We’re recognizing educators who’ve poured on the pizazz to make students feel welcome. From a 9th-grade “forensics lab” decked out in caution tape to a classroom stage complete with lights to get first graders pumped about public speaking, these crafty teachers have gone above and beyond to create great spaces.

Got a classroom of your own to show off? Know someone that should be on this list? Let us know!

Jaclyn Flores, First Grade Dual Language, Rochester, New York
“Having a classroom that is bright, cheerful, organized and inviting allows my students to feel pride in their classroom as well as feel welcome. My students look forward to standing on the stage to share or sitting on special chairs to dive into their learning. This space is a safe place for my students and we take pride in what it has become.”

Jasmine, Pre-K, Las Vegas, Nevada
“My classroom environment helps my students because providing calming colors and a home-like space makes them feel more comfortable in the classroom and ready to learn as first-time students!”


Oneika Osborne, 10th Grade Reading, Miami Southridge Senior High School, Miami, Florida
“My classroom environment invites all of my students to constantly be in a state of celebration and self-empowerment at all points of the learning process. With inspirational quotes, culturally relevant images, and an explosion of color, my classroom sets the tone for the day every single day as soon as we walk in. It is one of optimism, power, and of course glitter.”

Kristen Poindexter, Kindergarten, Spring Mill Elementary School, Indianapolis, Indiana
“I try very hard to make my classroom a place where memorable experiences happen. I use songs, finger plays, movement, and interactive activities to help cement concepts in their minds. It makes my teacher heart so happy when past students walk by my classroom and start their sentence with, “Remember when we…?”. We recently transformed our classroom into a Mad Science Lab where we investigated more about our 5 Senses.”

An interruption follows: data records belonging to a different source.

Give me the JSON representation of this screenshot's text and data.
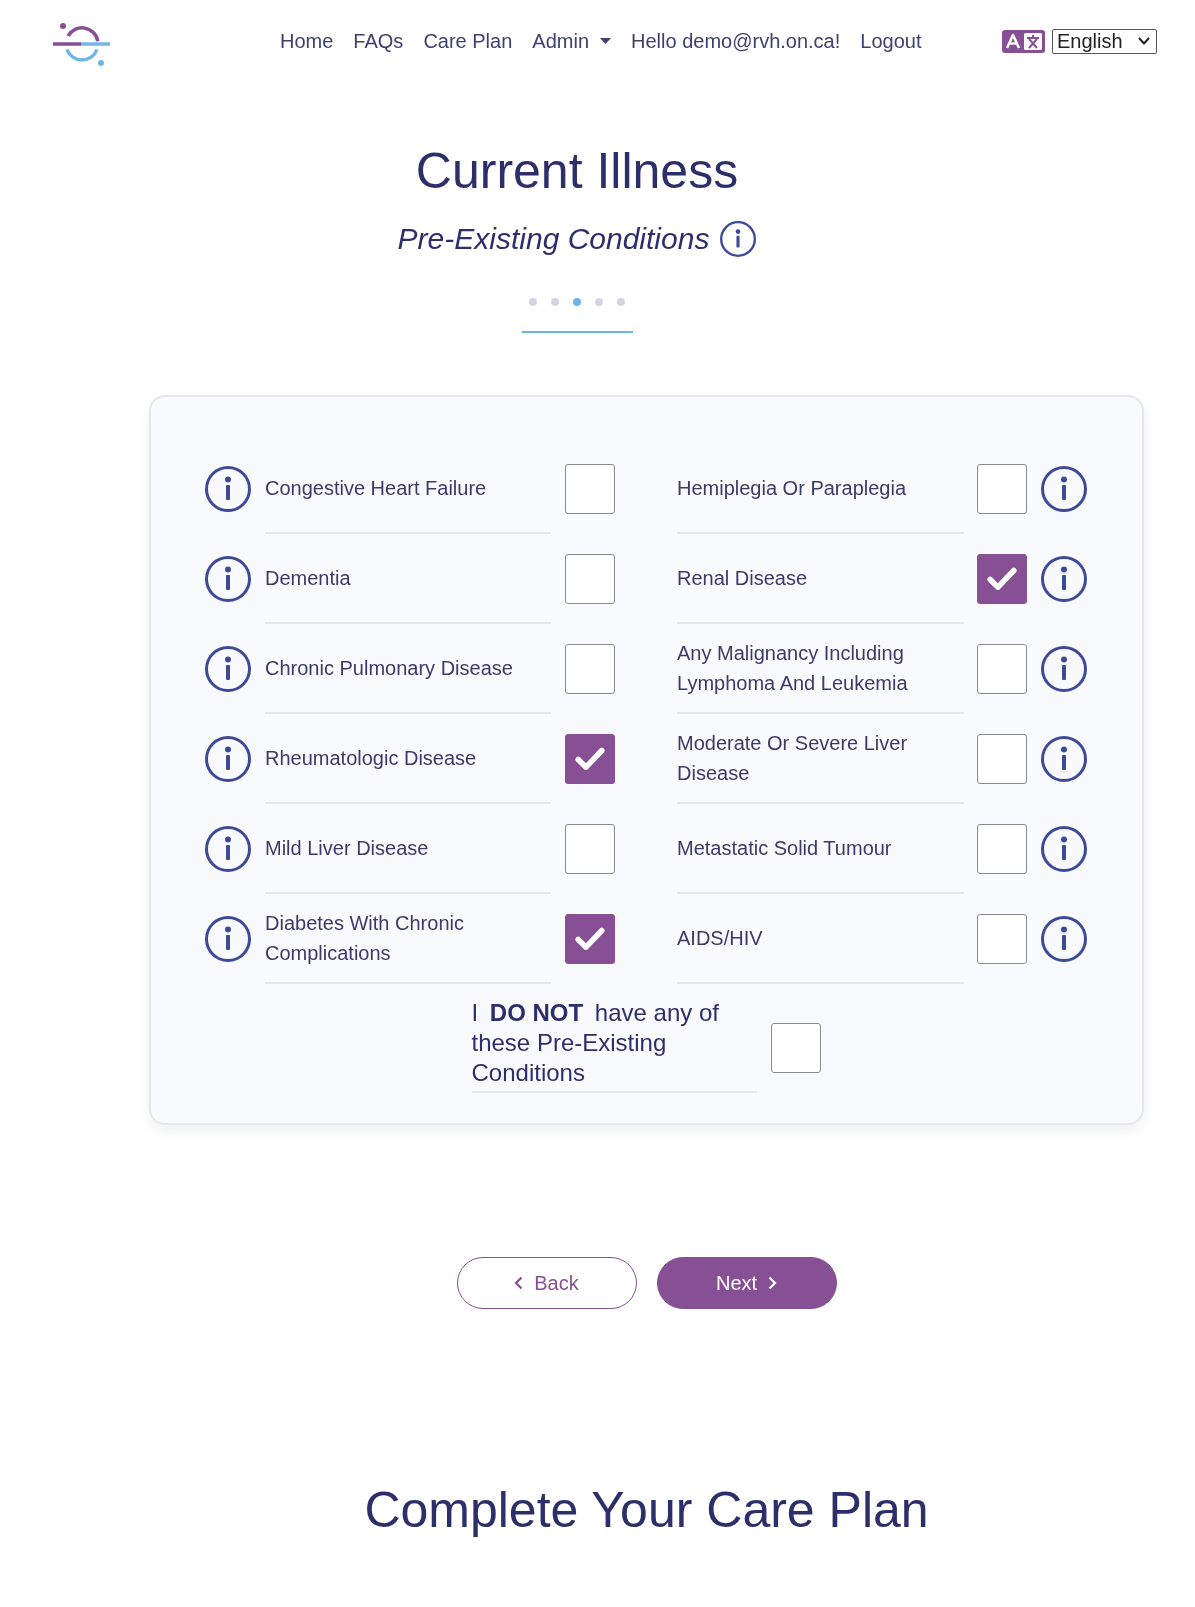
{
  "header": {
    "nav": [
      {
        "label": "Home",
        "kind": "link"
      },
      {
        "label": "FAQs",
        "kind": "link"
      },
      {
        "label": "Care Plan",
        "kind": "link"
      },
      {
        "label": "Admin",
        "kind": "dropdown"
      },
      {
        "label": "Hello demo@rvh.on.ca!",
        "kind": "link"
      },
      {
        "label": "Logout",
        "kind": "link"
      }
    ],
    "language": {
      "value": "English"
    }
  },
  "page": {
    "title": "Current Illness",
    "subtitle": "Pre-Existing Conditions"
  },
  "steps": [
    {
      "selected": false
    },
    {
      "selected": false
    },
    {
      "selected": true
    },
    {
      "selected": false
    },
    {
      "selected": false
    }
  ],
  "left_column": [
    {
      "label": "Congestive Heart Failure",
      "checked": false
    },
    {
      "label": "Dementia",
      "checked": false
    },
    {
      "label": "Chronic Pulmonary Disease",
      "checked": false
    },
    {
      "label": "Rheumatologic Disease",
      "checked": true
    },
    {
      "label": "Mild Liver Disease",
      "checked": false
    },
    {
      "label": "Diabetes With Chronic Complications",
      "checked": true
    }
  ],
  "right_column": [
    {
      "label": "Hemiplegia Or Paraplegia",
      "checked": false
    },
    {
      "label": "Renal Disease",
      "checked": true
    },
    {
      "label": "Any Malignancy Including Lymphoma And Leukemia",
      "checked": false
    },
    {
      "label": "Moderate Or Severe Liver Disease",
      "checked": false
    },
    {
      "label": "Metastatic Solid Tumour",
      "checked": false
    },
    {
      "label": "AIDS/HIV",
      "checked": false
    }
  ],
  "none_option": {
    "label": "I **DO NOT** have any of these Pre-Existing Conditions",
    "checked": false
  },
  "buttons": [
    {
      "label": "Back",
      "kind": "back"
    },
    {
      "label": "Next",
      "kind": "next"
    }
  ],
  "next_section": {
    "title": "Complete Your Care Plan"
  }
}
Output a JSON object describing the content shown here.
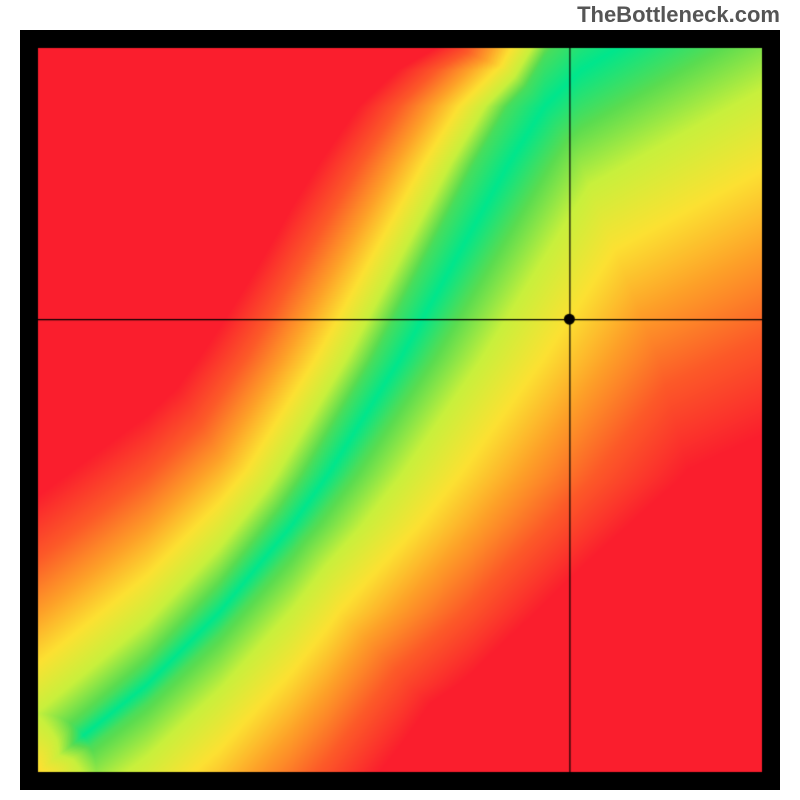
{
  "watermark": "TheBottleneck.com",
  "chart_data": {
    "type": "heatmap",
    "title": "",
    "xlabel": "",
    "ylabel": "",
    "xlim": [
      0,
      1
    ],
    "ylim": [
      0,
      1
    ],
    "colorscale_description": "red→orange→yellow→green→cyan gradient; green/cyan ridge along optimal curve, fading to red at extremes",
    "ridge_curve_x": [
      0.0,
      0.05,
      0.1,
      0.15,
      0.2,
      0.25,
      0.3,
      0.35,
      0.4,
      0.45,
      0.5,
      0.55,
      0.6,
      0.65,
      0.7,
      0.75,
      0.8
    ],
    "ridge_curve_y": [
      0.0,
      0.04,
      0.08,
      0.12,
      0.17,
      0.22,
      0.28,
      0.34,
      0.41,
      0.49,
      0.57,
      0.66,
      0.75,
      0.84,
      0.92,
      0.97,
      1.0
    ],
    "crosshair": {
      "x": 0.735,
      "y": 0.625
    },
    "marker": {
      "x": 0.735,
      "y": 0.625
    },
    "border_color": "#000000",
    "border_thickness_px": 18
  }
}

Brittany, 9th Grade Biology, Dallas, Texas
“I love my classroom environment because I teach Biology, it’s easy to relate every topic back to Forensics and real-life investigations! Mystery always gets the students going!”


Ms. Heaton, First Grade, Westampton, New Jersey
“As an educator, it is my goal to create a classroom environment that is positive and welcoming for students. I wanted to create a learning environment where students feel comfortable and in return stimulates student learning. A classroom is a second home for students so I wanted to ensure that the space was bright, friendly, and organized for the students to be able to use each and every day.”

D’Essence Grant, 8th Grade ELA, KIPP Houston, Houston, Texas
“Intentionally decorating my classroom was my first act of showing my students I care about them. I pride myself on building relationships with my students and them knowing I care about them inside and outside of the classroom. Taking the time to make the classroom meaningful and creative as well building a safe place for our community helps establish an effective classroom setting.”


Jayme Wiertzema, Elementary Art, Worthington, Minnesota
“I’m looking forward to having a CLASSROOM this year. The past two years I have taught from a cart and this year my amazing school district allowed me to have a classroom in our school that is busting at the seams! I’m so excited to use my classroom environment to inspire creativity in my students, get to know them and learn from their amazing imaginations in art class!”


Melissa Vecchio, 4th Grade, Queens, New York
“Since so much of a student’s time is spent inside their classroom, the environment should be neat, organized, easy to move around in but most of all positive. I love to use a theme to reinforce great behavior. I always give the students a choice in helping to design bulletin boards and desk arrangements. When they are involved they take pride in the classroom, and enjoy being there.”